While it may be technically possible to follow along without having seen the previous films, one of the great joys of Infinity War is the chance to see so many of these characters that were established in earlier movies interact with each other for the first time. New viewers who want something of a primer without fully committing to the MCU should at least check out the “Avengers” movies, the “Captain America” movies, the “Guardians of the Galaxy” movies and Thor: Ragnarok.
Infinity War’s visual style offers an eye-popping array of color that really looks spectacular on an HD screen. It should be noted that the entirety of the film is presented in a 2.39:1 aspect ratio that doesn’t shift for the scenes that were specifically engineered for the film’s Imax theatrical presentation.
The visual effects are well rendered without overwhelming the senses, even though there is often a lot to take in, especially in the battle sequences (compared with, say, the stretched-to-the-screen’s-edge details of Ready Player One). Infinity War is as much of a science-fiction epic as anything, but in keeping with previous Marvel films, the presentation veers toward the hyper-real, fittingly evoking the feeling of fun comic book art rather than something more true-to-life.
The Blu-ray includes a nice smattering of extras that give a good sense of the scope of making the film but don’t really dive too deeply into specifics aside from a few key scenes.
The five-minute “Strange Alchemy” looks at the fun of uniting the various characters and why some were grouped together the way they were. The six-minute “The Mad Titan” focuses on Thanos and how his history in the films has led to his actions here.
Two “Beyond the Battle” featurettes explore the making of two key sequences, with nearly 10 minutes devoted to team Iron Man and the Guardians fighting Thanos on the planet Titan, and 11 minutes looking at Captain America’s and Black Panther’s squads joining forces to battle the armies of Thanos in Wakanda.

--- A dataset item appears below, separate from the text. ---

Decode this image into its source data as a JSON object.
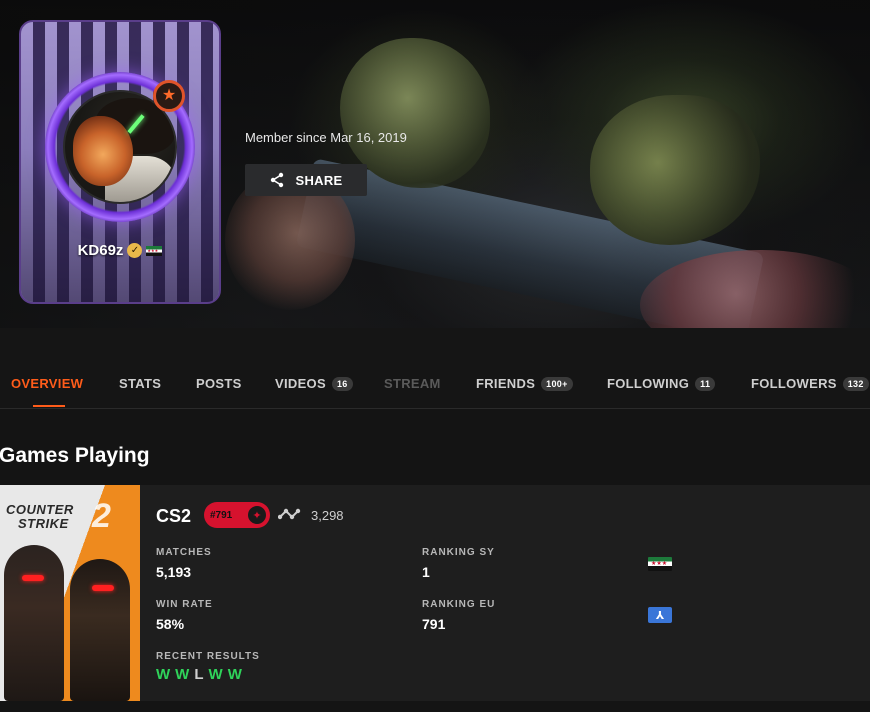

There are four deleted scenes that run a total of about 10 minutes each. Each contain unfinished visual effects but for the most part serve as fun little short films that provide some additional insights about the characters. “Happy Knows Best” features the hilarious cameo by Jon Favreau that was cut from the film. “Hunt for the Mind Stone” is an extension of the fight between Vision, Scarlet Witch and Thanos’ goons. “A Father’s Choice” offers some more Thanos backstory. And “The Guardians Get Their Groove Back” pokes a little fun at the “Guardians” films’ penchant for classic rock soundtracks. These are accompanied by an amusing two-minute gag reel.
Finally, the Blu-ray includes a feature-length commentary from the Russo brothers and screenwriters Christopher Markus and Stephen McFeely. This is a great discussion as they share all sorts of tidbits about the construction of the film, from pulling together many of the loose threads of the MCU to organizing the screenplay in a way to effectively tell the story while still giving all the characters their due.
Digital editions of the film, which can be accessed through Movies Anywhere and participating retailers using the code provided with the Blu-ray, have an exclusive half-hour roundtable discussion with eight directors of several of the MCU films. This is a great discussion about the art of collaboration on a massive franchise such as this, and how the various directors were able to evolve various characters’ storylines to the point where Infinity War could pay of so much of them. The participation of Guardians of the Galaxy director James Gunn in the discussion does make the featurette a bit of a victim of some awkward timing, considering how recent revelations over his past Twitter postings have clouded his role role within the MCU.
The Ultra HD edition includes a Dolby Atmos soundtrack but none of the bonus features, which are on the regular Blu-ray Disc included with the combo pack.